An online advocacy group is calling on Virginia authorities to investigate the company responsible for selling gun range targets depicting Trayvon Martin, whose slaying spawned a national controversy.
Change.org—an influential Internet-based advocacy group, who had a role in rallying votes for President Obama in 2008—has initiated an online petition that calls on Attorney Gen. Ken Cuccinelli to “shut down” and “punish” Hiller Armament Co., the alleged seller of the merchandise.
“It is utterly vile AND potentially illegal,” the petition read, citing Virginia law that “prohibits the unauthorized use of a person’s name, portrait or picture for advertising or trade purposes.”
On Friday, Florida TV station WKMG reported on its website that the then-unidentified seller admitted they were trying to make money off Martin’s shooting death.
“The response is overwhelming,” the seller told reporter Mike DeForest in an e-mail. “I sold out in 2 days.”
Though faceless, the targets feature the silhouette of a person in a black hoodie with crosshairs drawn on its chest, and a bag of Skittles candy and a can of iced tea sticking out of the pockets.
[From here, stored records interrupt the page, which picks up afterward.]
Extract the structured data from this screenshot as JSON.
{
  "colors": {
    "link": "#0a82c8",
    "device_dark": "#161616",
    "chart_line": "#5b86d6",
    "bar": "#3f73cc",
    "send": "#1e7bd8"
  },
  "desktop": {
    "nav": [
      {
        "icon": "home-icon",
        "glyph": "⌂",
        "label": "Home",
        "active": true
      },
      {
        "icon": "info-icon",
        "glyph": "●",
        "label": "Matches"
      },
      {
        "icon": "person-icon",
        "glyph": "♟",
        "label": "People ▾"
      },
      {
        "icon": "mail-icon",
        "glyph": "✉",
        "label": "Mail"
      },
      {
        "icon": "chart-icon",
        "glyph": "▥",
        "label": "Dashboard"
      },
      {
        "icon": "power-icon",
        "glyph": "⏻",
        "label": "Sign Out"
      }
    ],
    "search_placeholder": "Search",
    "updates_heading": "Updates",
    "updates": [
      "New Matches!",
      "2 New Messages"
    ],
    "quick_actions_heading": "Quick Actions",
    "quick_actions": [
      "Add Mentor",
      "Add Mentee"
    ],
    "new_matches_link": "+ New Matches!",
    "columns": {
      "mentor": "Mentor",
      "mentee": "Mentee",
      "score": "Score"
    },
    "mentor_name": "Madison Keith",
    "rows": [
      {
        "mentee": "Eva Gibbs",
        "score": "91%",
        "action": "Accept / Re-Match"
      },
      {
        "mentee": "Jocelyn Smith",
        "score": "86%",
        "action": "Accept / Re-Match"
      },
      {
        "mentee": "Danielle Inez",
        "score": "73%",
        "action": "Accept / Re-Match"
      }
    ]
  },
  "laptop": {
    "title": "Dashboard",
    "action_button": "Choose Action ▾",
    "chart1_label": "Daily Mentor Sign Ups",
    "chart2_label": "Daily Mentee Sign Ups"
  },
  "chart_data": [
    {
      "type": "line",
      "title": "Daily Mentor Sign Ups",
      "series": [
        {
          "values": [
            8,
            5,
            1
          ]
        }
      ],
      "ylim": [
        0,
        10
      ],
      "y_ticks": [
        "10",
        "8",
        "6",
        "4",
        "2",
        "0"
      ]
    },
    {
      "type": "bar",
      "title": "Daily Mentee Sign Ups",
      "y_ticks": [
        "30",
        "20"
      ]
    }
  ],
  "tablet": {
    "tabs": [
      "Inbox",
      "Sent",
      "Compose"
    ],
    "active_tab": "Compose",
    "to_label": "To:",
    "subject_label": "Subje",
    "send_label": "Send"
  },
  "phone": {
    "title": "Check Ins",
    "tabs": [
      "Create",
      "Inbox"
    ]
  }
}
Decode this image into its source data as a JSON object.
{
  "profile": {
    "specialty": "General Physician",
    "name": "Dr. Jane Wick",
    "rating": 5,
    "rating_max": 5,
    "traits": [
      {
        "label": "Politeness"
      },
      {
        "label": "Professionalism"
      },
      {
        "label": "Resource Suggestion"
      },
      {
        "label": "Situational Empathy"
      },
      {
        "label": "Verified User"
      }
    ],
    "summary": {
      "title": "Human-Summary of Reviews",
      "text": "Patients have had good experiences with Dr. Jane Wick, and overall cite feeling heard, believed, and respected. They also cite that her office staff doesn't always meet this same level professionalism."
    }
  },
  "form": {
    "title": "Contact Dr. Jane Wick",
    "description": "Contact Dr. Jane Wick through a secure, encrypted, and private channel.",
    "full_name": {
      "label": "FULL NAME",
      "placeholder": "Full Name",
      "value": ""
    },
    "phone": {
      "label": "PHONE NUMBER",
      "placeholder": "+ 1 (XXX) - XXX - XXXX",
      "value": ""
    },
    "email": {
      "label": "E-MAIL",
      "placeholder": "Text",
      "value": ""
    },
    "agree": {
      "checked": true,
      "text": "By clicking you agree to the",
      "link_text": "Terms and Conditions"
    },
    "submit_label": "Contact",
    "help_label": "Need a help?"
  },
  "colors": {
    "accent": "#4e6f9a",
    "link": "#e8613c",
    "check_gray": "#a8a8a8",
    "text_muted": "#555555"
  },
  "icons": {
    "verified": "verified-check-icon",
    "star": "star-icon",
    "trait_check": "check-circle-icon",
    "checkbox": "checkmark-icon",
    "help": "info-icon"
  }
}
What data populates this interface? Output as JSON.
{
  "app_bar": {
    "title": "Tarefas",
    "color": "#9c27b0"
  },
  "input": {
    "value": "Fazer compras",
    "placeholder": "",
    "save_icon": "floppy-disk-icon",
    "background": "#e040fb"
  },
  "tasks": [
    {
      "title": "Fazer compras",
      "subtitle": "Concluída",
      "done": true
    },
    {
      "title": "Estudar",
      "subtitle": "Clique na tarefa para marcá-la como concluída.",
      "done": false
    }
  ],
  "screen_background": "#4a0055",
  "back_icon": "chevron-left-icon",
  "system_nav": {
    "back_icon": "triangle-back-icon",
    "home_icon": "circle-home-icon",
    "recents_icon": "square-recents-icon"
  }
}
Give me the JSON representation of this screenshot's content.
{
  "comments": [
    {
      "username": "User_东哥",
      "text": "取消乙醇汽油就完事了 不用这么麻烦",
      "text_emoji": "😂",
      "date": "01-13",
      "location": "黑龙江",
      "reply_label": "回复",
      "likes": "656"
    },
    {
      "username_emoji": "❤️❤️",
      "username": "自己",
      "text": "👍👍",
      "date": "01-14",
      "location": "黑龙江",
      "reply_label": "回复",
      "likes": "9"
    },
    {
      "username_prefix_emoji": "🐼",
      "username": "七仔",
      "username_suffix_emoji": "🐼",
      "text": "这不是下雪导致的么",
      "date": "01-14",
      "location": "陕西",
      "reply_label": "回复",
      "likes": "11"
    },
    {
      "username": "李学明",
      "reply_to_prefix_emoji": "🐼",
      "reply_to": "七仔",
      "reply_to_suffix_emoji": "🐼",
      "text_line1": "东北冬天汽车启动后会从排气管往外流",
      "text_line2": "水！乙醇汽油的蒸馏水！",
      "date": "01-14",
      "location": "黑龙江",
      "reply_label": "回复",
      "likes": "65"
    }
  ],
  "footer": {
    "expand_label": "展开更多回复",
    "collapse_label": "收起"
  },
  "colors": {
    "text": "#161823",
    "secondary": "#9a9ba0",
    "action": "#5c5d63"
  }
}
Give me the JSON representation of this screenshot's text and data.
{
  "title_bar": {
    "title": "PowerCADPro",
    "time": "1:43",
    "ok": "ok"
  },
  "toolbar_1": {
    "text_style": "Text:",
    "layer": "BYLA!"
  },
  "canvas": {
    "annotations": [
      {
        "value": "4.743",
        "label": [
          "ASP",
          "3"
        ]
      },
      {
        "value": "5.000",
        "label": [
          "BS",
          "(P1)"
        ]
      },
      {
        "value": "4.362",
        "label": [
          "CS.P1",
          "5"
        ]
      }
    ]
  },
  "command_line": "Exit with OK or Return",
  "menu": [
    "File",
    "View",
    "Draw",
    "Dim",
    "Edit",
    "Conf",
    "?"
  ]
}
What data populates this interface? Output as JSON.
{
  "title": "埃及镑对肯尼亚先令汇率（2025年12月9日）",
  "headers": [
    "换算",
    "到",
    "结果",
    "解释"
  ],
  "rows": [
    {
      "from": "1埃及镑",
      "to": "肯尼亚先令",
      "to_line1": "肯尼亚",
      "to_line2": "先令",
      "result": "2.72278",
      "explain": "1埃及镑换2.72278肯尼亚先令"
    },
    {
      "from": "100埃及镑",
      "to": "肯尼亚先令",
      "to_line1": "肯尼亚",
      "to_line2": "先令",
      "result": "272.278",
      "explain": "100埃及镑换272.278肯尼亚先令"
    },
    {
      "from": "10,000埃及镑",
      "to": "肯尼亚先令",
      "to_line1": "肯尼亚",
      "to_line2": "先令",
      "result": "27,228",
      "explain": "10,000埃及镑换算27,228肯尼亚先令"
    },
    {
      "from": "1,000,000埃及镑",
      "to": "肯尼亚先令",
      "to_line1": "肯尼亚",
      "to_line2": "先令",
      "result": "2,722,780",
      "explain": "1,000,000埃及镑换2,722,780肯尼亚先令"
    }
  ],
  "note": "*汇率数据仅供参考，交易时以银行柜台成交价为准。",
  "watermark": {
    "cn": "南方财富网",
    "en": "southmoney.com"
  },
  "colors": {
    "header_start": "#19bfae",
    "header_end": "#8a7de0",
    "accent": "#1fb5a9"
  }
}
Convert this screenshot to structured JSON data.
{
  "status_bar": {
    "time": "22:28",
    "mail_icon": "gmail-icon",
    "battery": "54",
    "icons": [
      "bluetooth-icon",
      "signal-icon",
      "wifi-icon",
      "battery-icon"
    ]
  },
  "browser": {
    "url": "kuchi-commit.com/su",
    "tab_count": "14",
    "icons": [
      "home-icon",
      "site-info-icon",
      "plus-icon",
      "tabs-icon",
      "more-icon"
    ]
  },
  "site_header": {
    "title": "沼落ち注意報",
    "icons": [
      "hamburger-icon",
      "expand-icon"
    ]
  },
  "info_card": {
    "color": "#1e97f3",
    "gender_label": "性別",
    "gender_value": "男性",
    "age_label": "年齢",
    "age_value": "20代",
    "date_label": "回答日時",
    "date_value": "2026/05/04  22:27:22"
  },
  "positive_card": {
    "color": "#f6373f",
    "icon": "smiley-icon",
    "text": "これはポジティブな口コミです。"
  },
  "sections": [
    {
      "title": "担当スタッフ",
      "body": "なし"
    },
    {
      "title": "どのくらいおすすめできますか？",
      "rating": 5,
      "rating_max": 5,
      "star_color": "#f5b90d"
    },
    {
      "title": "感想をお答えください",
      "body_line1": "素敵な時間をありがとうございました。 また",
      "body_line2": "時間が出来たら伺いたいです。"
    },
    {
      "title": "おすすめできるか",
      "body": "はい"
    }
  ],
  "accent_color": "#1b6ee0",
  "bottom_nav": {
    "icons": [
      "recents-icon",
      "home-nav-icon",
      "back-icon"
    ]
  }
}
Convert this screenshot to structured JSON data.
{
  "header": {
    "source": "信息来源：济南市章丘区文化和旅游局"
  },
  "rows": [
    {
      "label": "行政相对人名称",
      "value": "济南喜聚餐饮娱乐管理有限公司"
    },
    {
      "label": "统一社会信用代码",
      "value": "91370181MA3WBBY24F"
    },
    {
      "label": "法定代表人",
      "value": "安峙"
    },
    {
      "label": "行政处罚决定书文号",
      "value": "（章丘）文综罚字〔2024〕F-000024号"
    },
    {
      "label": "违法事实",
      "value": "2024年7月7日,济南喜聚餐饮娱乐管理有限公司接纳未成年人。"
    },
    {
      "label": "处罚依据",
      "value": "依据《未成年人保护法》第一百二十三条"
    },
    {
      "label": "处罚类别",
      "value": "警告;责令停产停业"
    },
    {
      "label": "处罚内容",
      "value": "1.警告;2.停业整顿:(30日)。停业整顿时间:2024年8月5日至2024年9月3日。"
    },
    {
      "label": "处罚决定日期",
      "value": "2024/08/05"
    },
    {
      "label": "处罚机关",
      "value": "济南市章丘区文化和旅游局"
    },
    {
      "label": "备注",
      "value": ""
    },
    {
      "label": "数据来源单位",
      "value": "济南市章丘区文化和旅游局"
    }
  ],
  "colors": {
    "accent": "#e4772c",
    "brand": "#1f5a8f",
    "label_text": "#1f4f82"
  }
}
Martin had just purchased these items from a nearby convenience store and was on his way back to his father’s girlfriend’s house when he was shot and killed by neighborhood watchman George Zimmerman on Feb. 26. Zimmerman has pleaded not guilty to second-degree murder charges.
The targets were sold on Gunbrokers.com, a popular firearms auction site, but the items—and a cached page—have since been removed. WKMG reported, however, that in an advertisement for the targets the seller stated, “Obviously we support Zimmerman and believe he is innocent and that he shot a thug.”
In a later story, RawStory.com reported that the seller’s ID was listed as “hillerarmco” from Virginia Beach, Va. A website by the same name was registered to Hiller Armament Co. in Virginia Beach, but the website and an associated phone number have been disconnected.
Brian Gottstein, spokesman for the attorney general’s office, said Mr. Cuccinelli has no legal grounds for taking legal action against Hiller as Change.org is urging.
“It is repugnant for anyone to try to profit off the loss of a life. However, the attorney general has no legal authority to act in this case,” he told the AFRO in an e-mail. “As far as the law referenced in the online petition, it allows for the person wronged or his next of kin to ‘restrain the use thereof; and may also sue and recover damages for any injuries sustained by reason of such use.’ That means it is a civil matter and leaves it to the estate of Trayvon Martin – not the attorney general – to initiate any legal action.”
Gottstein went on to say there is a criminal statute that covers similar conduct, but it is not applicable because Trayvon Martin was not a Virginia resident.